WHAT TO WORK ON — Show all lines from the data that include the word "text".

---------- THE DATA ----------

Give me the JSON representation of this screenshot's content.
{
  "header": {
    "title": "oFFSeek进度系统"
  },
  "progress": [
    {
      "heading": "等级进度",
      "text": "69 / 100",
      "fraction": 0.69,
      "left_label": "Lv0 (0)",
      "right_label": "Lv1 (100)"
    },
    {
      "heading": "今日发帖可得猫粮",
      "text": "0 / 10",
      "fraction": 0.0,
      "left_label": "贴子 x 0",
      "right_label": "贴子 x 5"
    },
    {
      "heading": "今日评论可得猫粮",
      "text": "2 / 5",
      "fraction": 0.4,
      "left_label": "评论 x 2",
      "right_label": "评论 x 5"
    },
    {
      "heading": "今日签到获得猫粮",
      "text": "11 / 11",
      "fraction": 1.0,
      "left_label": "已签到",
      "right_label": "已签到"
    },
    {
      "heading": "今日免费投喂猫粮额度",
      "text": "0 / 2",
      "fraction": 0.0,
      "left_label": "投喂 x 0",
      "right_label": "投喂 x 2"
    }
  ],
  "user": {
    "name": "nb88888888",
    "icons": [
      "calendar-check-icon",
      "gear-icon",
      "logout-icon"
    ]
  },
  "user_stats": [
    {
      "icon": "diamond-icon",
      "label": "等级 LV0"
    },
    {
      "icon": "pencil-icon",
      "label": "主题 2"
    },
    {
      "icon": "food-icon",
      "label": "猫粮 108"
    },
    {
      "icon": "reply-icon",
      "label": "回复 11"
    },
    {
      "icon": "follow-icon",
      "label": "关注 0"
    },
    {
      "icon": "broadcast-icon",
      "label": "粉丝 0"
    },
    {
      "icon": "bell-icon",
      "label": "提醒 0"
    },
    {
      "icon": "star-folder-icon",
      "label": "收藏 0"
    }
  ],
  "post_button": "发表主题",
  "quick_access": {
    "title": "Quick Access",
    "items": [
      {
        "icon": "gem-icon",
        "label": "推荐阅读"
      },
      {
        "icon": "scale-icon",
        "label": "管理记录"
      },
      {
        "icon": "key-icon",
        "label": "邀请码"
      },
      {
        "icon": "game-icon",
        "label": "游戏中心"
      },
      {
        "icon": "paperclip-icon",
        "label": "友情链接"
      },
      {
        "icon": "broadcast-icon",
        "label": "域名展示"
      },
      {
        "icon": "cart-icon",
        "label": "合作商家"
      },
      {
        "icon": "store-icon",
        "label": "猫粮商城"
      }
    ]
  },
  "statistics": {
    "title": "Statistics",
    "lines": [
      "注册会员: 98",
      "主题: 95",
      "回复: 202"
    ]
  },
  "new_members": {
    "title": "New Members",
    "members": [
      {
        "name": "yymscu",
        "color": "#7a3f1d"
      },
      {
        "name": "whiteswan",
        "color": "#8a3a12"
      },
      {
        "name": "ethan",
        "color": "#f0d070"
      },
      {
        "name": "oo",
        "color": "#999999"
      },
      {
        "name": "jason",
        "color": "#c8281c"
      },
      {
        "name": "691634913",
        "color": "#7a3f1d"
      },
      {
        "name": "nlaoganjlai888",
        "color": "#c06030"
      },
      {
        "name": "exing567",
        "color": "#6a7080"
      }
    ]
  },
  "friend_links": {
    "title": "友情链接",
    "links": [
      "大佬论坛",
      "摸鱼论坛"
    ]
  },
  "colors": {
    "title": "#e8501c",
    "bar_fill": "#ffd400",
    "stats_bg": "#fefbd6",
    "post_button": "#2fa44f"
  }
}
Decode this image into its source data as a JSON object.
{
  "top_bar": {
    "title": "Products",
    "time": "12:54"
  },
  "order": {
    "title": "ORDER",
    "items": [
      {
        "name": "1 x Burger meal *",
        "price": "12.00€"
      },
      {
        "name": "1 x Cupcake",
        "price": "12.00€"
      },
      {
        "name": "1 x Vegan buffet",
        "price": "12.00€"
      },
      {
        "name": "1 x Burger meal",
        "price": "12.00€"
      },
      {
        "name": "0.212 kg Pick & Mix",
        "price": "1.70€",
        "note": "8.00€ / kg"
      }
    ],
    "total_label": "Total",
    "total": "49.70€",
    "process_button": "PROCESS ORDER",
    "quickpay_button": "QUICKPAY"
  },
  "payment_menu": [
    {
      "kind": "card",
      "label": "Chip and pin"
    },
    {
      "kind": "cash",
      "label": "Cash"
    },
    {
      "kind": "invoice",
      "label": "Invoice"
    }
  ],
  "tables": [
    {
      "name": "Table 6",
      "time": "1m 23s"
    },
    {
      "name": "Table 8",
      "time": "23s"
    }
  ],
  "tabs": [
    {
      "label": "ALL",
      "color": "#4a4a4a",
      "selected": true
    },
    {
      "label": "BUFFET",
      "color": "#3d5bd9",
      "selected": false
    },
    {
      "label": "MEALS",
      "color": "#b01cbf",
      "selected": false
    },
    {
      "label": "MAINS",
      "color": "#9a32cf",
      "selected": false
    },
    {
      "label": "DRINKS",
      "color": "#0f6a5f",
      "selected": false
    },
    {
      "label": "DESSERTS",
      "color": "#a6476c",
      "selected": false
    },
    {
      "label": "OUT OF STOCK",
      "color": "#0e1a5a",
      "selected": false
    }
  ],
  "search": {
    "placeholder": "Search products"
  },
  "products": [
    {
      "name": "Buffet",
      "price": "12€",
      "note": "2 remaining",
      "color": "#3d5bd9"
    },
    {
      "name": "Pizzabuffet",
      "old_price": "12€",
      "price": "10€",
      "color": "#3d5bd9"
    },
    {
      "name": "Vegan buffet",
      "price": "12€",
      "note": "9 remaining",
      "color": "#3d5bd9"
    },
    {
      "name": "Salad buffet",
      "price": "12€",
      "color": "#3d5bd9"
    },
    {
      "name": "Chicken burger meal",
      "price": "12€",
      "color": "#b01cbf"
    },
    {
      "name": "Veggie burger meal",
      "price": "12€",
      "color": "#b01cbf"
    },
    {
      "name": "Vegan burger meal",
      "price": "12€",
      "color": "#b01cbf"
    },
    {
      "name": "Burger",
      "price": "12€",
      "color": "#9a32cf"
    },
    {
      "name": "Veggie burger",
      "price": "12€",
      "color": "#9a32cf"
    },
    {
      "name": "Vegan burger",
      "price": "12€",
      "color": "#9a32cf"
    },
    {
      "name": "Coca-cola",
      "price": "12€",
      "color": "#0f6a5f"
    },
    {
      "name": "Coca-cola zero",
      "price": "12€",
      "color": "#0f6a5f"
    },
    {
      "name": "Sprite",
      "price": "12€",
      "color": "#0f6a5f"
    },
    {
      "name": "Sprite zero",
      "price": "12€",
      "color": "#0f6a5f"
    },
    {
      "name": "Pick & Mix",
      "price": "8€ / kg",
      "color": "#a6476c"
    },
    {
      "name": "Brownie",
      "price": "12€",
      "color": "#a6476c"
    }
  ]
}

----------

EXERCISE RESPONSE —
      "text": "69 / 100",
      "text": "0 / 10",
      "text": "2 / 5",
      "text": "11 / 11",
      "text": "0 / 2",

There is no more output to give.